All entries below must be retyped exactly, though pictures are to be skipped.

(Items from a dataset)
● ● ● ●

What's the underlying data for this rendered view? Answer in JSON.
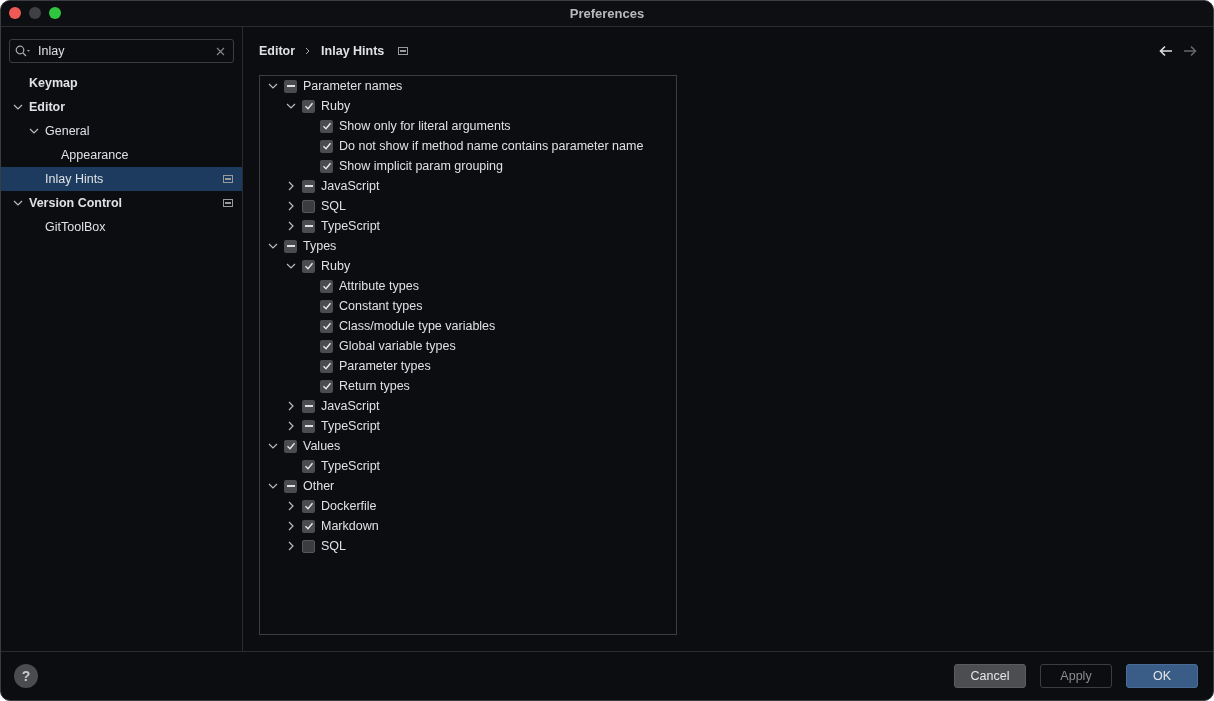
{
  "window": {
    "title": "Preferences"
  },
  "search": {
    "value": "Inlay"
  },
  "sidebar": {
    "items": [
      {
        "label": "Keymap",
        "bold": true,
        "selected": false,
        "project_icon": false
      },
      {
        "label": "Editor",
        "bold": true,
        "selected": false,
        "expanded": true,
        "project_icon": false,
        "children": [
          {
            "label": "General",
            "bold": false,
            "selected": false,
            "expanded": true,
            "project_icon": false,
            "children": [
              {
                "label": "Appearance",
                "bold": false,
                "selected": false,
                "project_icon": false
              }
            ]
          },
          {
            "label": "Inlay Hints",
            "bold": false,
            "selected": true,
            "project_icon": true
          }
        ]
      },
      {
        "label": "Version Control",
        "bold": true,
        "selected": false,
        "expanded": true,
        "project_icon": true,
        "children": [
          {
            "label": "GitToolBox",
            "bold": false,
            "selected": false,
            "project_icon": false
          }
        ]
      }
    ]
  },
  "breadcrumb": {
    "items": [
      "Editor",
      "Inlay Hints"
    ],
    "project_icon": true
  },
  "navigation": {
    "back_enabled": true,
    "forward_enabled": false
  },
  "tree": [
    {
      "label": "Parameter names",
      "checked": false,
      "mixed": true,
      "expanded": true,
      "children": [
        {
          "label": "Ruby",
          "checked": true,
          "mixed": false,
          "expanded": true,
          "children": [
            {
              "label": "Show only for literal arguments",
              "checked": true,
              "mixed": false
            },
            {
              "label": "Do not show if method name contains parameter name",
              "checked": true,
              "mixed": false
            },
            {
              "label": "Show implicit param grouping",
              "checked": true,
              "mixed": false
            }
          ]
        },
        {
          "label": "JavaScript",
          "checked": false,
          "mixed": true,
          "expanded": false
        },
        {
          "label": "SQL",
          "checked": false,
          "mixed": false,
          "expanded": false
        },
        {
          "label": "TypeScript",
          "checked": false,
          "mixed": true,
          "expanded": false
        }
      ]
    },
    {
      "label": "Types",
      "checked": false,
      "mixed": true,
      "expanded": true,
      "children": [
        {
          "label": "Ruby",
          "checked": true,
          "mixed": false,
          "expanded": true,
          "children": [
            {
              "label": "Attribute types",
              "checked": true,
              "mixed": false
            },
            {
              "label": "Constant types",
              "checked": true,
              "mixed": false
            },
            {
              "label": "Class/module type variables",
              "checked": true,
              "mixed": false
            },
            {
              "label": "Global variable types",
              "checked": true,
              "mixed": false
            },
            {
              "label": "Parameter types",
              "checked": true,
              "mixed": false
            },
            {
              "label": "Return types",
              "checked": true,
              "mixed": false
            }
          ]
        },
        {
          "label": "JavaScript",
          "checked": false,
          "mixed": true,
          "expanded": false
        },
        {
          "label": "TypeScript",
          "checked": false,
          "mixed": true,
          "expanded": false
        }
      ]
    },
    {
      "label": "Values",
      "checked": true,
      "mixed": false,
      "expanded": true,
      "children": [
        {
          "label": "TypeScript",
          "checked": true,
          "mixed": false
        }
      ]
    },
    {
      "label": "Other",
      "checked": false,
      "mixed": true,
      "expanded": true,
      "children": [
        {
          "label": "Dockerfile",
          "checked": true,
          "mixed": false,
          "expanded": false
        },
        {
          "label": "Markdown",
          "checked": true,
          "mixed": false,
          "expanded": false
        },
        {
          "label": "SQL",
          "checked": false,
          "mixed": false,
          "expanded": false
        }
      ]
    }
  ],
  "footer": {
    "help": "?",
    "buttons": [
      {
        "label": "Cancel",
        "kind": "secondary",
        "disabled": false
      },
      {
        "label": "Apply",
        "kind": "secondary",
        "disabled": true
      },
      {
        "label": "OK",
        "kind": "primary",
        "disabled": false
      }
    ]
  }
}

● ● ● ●

■ **Task answer**:
What's the underlying data for this rendered view? Answer in JSON.
{
  "window": {
    "title": "Preferences"
  },
  "search": {
    "value": "Inlay"
  },
  "sidebar": {
    "items": [
      {
        "label": "Keymap",
        "bold": true,
        "selected": false,
        "project_icon": false
      },
      {
        "label": "Editor",
        "bold": true,
        "selected": false,
        "expanded": true,
        "project_icon": false,
        "children": [
          {
            "label": "General",
            "bold": false,
            "selected": false,
            "expanded": true,
            "project_icon": false,
            "children": [
              {
                "label": "Appearance",
                "bold": false,
                "selected": false,
                "project_icon": false
              }
            ]
          },
          {
            "label": "Inlay Hints",
            "bold": false,
            "selected": true,
            "project_icon": true
          }
        ]
      },
      {
        "label": "Version Control",
        "bold": true,
        "selected": false,
        "expanded": true,
        "project_icon": true,
        "children": [
          {
            "label": "GitToolBox",
            "bold": false,
            "selected": false,
            "project_icon": false
          }
        ]
      }
    ]
  },
  "breadcrumb": {
    "items": [
      "Editor",
      "Inlay Hints"
    ],
    "project_icon": true
  },
  "navigation": {
    "back_enabled": true,
    "forward_enabled": false
  },
  "tree": [
    {
      "label": "Parameter names",
      "checked": false,
      "mixed": true,
      "expanded": true,
      "children": [
        {
          "label": "Ruby",
          "checked": true,
          "mixed": false,
          "expanded": true,
          "children": [
            {
              "label": "Show only for literal arguments",
              "checked": true,
              "mixed": false
            },
            {
              "label": "Do not show if method name contains parameter name",
              "checked": true,
              "mixed": false
            },
            {
              "label": "Show implicit param grouping",
              "checked": true,
              "mixed": false
            }
          ]
        },
        {
          "label": "JavaScript",
          "checked": false,
          "mixed": true,
          "expanded": false
        },
        {
          "label": "SQL",
          "checked": false,
          "mixed": false,
          "expanded": false
        },
        {
          "label": "TypeScript",
          "checked": false,
          "mixed": true,
          "expanded": false
        }
      ]
    },
    {
      "label": "Types",
      "checked": false,
      "mixed": true,
      "expanded": true,
      "children": [
        {
          "label": "Ruby",
          "checked": true,
          "mixed": false,
          "expanded": true,
          "children": [
            {
              "label": "Attribute types",
              "checked": true,
              "mixed": false
            },
            {
              "label": "Constant types",
              "checked": true,
              "mixed": false
            },
            {
              "label": "Class/module type variables",
              "checked": true,
              "mixed": false
            },
            {
              "label": "Global variable types",
              "checked": true,
              "mixed": false
            },
            {
              "label": "Parameter types",
              "checked": true,
              "mixed": false
            },
            {
              "label": "Return types",
              "checked": true,
              "mixed": false
            }
          ]
        },
        {
          "label": "JavaScript",
          "checked": false,
          "mixed": true,
          "expanded": false
        },
        {
          "label": "TypeScript",
          "checked": false,
          "mixed": true,
          "expanded": false
        }
      ]
    },
    {
      "label": "Values",
      "checked": true,
      "mixed": false,
      "expanded": true,
      "children": [
        {
          "label": "TypeScript",
          "checked": true,
          "mixed": false
        }
      ]
    },
    {
      "label": "Other",
      "checked": false,
      "mixed": true,
      "expanded": true,
      "children": [
        {
          "label": "Dockerfile",
          "checked": true,
          "mixed": false,
          "expanded": false
        },
        {
          "label": "Markdown",
          "checked": true,
          "mixed": false,
          "expanded": false
        },
        {
          "label": "SQL",
          "checked": false,
          "mixed": false,
          "expanded": false
        }
      ]
    }
  ],
  "footer": {
    "help": "?",
    "buttons": [
      {
        "label": "Cancel",
        "kind": "secondary",
        "disabled": false
      },
      {
        "label": "Apply",
        "kind": "secondary",
        "disabled": true
      },
      {
        "label": "OK",
        "kind": "primary",
        "disabled": false
      }
    ]
  }
}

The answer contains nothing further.